YOUR TASK:
Skip the images. Copy the records exactly as written.

Dataset rows for apps and sites:
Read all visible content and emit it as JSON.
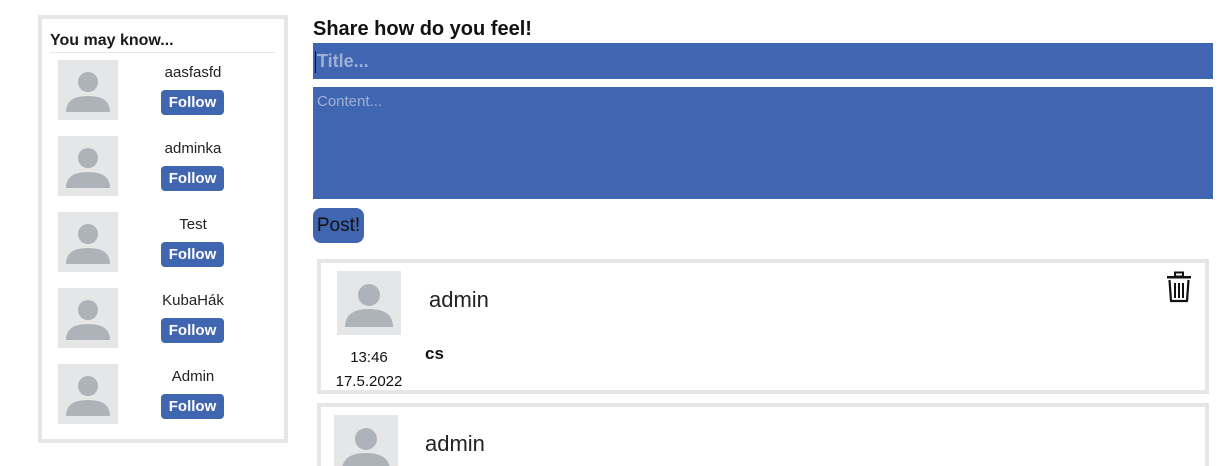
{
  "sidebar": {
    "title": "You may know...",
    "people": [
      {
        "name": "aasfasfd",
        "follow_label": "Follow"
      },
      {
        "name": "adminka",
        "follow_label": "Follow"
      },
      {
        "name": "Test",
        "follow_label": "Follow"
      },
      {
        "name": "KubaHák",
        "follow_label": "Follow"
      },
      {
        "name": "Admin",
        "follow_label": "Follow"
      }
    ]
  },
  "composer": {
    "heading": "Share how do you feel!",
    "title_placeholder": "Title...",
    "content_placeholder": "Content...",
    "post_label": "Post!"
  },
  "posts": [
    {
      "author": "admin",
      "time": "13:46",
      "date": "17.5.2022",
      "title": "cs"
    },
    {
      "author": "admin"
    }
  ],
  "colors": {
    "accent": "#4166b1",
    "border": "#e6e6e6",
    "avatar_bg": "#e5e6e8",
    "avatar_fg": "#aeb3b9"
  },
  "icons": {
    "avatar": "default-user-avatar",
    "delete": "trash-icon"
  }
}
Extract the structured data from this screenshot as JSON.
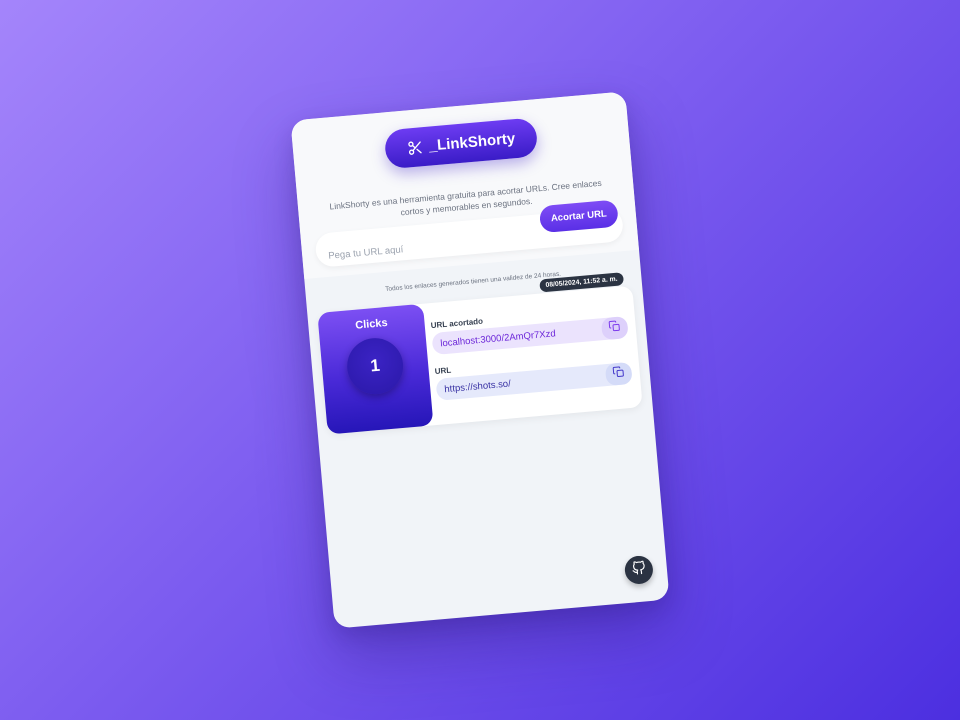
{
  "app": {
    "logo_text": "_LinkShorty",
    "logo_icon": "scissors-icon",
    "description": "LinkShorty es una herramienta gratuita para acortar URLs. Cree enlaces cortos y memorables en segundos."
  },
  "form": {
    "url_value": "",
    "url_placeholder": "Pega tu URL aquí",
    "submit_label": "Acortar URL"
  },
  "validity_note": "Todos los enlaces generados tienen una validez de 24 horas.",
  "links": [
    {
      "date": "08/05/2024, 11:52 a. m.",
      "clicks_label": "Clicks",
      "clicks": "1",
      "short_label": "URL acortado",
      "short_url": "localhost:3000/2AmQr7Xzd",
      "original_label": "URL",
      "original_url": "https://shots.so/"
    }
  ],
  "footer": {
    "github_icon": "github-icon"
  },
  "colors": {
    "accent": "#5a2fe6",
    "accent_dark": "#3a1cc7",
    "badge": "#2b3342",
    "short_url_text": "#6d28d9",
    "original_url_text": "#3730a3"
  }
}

OUTPUT FOR THIS EXERCISE:
Read all visible content and emit it as JSON.
{
  "sidebar": {
    "title": "You may know...",
    "people": [
      {
        "name": "aasfasfd",
        "follow_label": "Follow"
      },
      {
        "name": "adminka",
        "follow_label": "Follow"
      },
      {
        "name": "Test",
        "follow_label": "Follow"
      },
      {
        "name": "KubaHák",
        "follow_label": "Follow"
      },
      {
        "name": "Admin",
        "follow_label": "Follow"
      }
    ]
  },
  "composer": {
    "heading": "Share how do you feel!",
    "title_placeholder": "Title...",
    "content_placeholder": "Content...",
    "post_label": "Post!"
  },
  "posts": [
    {
      "author": "admin",
      "time": "13:46",
      "date": "17.5.2022",
      "title": "cs"
    },
    {
      "author": "admin"
    }
  ],
  "colors": {
    "accent": "#4166b1",
    "border": "#e6e6e6",
    "avatar_bg": "#e5e6e8",
    "avatar_fg": "#aeb3b9"
  },
  "icons": {
    "avatar": "default-user-avatar",
    "delete": "trash-icon"
  }
}
Extract the structured data from this screenshot as JSON.
{
  "app": {
    "logo_text": "_LinkShorty",
    "logo_icon": "scissors-icon",
    "description": "LinkShorty es una herramienta gratuita para acortar URLs. Cree enlaces cortos y memorables en segundos."
  },
  "form": {
    "url_value": "",
    "url_placeholder": "Pega tu URL aquí",
    "submit_label": "Acortar URL"
  },
  "validity_note": "Todos los enlaces generados tienen una validez de 24 horas.",
  "links": [
    {
      "date": "08/05/2024, 11:52 a. m.",
      "clicks_label": "Clicks",
      "clicks": "1",
      "short_label": "URL acortado",
      "short_url": "localhost:3000/2AmQr7Xzd",
      "original_label": "URL",
      "original_url": "https://shots.so/"
    }
  ],
  "footer": {
    "github_icon": "github-icon"
  },
  "colors": {
    "accent": "#5a2fe6",
    "accent_dark": "#3a1cc7",
    "badge": "#2b3342",
    "short_url_text": "#6d28d9",
    "original_url_text": "#3730a3"
  }
}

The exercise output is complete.